## EXERCISE OBJECTIVE
Exactly how many lines in this material contain the string "heading"? Reply with the number alone.
▬▬▬▬▬▬
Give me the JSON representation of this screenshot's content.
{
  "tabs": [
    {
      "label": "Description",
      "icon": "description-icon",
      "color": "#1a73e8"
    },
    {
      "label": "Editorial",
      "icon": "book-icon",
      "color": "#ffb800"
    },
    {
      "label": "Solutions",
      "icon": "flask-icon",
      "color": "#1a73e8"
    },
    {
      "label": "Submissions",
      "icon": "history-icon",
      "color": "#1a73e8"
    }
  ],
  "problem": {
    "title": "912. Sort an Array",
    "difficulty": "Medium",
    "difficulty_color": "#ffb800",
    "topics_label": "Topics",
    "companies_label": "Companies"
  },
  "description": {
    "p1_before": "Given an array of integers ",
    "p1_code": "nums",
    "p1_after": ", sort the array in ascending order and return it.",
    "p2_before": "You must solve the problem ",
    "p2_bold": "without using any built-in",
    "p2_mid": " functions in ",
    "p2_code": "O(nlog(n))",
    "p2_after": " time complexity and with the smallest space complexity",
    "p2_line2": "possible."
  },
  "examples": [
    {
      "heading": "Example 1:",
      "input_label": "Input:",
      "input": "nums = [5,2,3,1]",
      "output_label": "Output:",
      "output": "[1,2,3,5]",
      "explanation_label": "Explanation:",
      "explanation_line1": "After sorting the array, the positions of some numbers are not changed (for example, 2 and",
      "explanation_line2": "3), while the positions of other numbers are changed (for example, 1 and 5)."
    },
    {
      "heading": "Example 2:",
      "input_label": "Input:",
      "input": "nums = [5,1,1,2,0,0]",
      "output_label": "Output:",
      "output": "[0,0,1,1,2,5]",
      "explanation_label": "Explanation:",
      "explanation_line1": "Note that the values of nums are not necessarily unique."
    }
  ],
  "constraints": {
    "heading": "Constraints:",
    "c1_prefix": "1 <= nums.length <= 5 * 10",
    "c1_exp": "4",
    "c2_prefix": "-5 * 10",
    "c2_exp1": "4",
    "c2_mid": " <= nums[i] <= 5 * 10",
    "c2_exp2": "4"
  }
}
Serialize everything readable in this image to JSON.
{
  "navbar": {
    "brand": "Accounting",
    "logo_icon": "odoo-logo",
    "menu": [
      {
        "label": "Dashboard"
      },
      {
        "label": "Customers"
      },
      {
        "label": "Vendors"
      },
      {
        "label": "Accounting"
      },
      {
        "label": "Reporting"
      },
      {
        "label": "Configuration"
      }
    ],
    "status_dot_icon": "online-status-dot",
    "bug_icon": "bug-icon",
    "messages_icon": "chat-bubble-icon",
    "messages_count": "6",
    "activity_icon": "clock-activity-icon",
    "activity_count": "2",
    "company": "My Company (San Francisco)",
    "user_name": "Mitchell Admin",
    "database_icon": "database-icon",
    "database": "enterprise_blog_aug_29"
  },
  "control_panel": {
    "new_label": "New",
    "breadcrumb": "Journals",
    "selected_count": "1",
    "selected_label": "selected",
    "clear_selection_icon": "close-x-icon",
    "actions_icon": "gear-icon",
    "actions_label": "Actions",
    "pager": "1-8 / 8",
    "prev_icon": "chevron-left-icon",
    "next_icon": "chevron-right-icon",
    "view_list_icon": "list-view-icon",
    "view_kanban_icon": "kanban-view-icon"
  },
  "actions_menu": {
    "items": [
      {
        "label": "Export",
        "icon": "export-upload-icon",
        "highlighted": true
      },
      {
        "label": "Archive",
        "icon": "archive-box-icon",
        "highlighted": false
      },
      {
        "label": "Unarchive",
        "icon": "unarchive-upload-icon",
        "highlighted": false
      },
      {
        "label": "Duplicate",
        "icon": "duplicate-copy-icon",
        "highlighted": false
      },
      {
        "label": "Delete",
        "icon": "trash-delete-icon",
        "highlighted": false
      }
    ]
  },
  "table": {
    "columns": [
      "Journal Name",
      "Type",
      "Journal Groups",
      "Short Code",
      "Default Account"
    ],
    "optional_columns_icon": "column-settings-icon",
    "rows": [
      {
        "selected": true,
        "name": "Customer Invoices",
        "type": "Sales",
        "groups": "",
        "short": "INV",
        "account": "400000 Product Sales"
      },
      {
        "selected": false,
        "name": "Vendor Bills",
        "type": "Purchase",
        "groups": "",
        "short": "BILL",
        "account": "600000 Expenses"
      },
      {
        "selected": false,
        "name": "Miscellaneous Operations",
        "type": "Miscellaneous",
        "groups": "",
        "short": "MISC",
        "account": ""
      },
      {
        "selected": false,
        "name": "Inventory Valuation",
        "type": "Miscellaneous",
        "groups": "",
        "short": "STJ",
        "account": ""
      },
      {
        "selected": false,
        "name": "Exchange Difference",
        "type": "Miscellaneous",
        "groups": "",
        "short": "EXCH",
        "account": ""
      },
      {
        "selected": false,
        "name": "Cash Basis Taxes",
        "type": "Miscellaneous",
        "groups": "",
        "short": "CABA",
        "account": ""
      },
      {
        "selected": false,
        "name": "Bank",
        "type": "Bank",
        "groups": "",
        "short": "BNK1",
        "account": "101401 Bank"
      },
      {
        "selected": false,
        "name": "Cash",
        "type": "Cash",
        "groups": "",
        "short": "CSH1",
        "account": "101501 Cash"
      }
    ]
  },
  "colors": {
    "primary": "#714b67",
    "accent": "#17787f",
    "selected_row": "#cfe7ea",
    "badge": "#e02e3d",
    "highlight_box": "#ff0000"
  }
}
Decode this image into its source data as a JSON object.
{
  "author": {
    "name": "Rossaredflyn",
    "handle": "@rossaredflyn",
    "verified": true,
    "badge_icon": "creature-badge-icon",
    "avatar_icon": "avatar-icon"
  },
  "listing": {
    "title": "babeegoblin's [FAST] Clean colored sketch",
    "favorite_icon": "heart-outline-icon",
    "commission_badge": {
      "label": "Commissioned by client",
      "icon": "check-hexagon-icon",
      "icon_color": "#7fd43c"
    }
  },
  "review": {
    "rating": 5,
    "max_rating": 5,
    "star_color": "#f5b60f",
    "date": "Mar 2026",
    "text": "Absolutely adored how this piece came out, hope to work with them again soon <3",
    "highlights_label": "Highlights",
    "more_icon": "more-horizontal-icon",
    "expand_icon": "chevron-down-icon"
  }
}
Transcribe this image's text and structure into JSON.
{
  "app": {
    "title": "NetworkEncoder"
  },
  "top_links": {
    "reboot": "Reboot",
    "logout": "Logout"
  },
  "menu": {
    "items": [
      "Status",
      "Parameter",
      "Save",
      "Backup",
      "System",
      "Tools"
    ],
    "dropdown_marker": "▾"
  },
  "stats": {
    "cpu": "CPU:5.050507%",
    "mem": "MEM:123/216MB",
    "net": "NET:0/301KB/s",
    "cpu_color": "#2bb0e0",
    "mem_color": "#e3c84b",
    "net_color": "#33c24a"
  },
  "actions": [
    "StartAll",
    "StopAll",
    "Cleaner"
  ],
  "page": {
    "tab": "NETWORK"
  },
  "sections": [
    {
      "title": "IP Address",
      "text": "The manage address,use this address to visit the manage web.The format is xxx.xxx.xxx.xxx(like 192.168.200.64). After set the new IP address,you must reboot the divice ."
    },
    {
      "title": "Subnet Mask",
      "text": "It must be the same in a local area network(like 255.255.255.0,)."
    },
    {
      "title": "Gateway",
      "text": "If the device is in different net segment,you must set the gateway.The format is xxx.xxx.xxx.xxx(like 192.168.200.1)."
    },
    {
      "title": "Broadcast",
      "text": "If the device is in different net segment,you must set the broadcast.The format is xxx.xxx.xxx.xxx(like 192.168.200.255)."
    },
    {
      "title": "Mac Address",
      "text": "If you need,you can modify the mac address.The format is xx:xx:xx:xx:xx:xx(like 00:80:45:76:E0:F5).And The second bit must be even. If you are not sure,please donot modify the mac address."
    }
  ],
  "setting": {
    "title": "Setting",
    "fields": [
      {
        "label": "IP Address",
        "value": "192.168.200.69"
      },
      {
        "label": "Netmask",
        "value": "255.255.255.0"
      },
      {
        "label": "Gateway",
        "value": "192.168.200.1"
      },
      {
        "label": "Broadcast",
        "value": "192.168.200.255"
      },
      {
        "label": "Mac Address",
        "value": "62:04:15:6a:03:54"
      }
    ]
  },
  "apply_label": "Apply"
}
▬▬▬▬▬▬
## RESULT OF THIS EXERCISE
3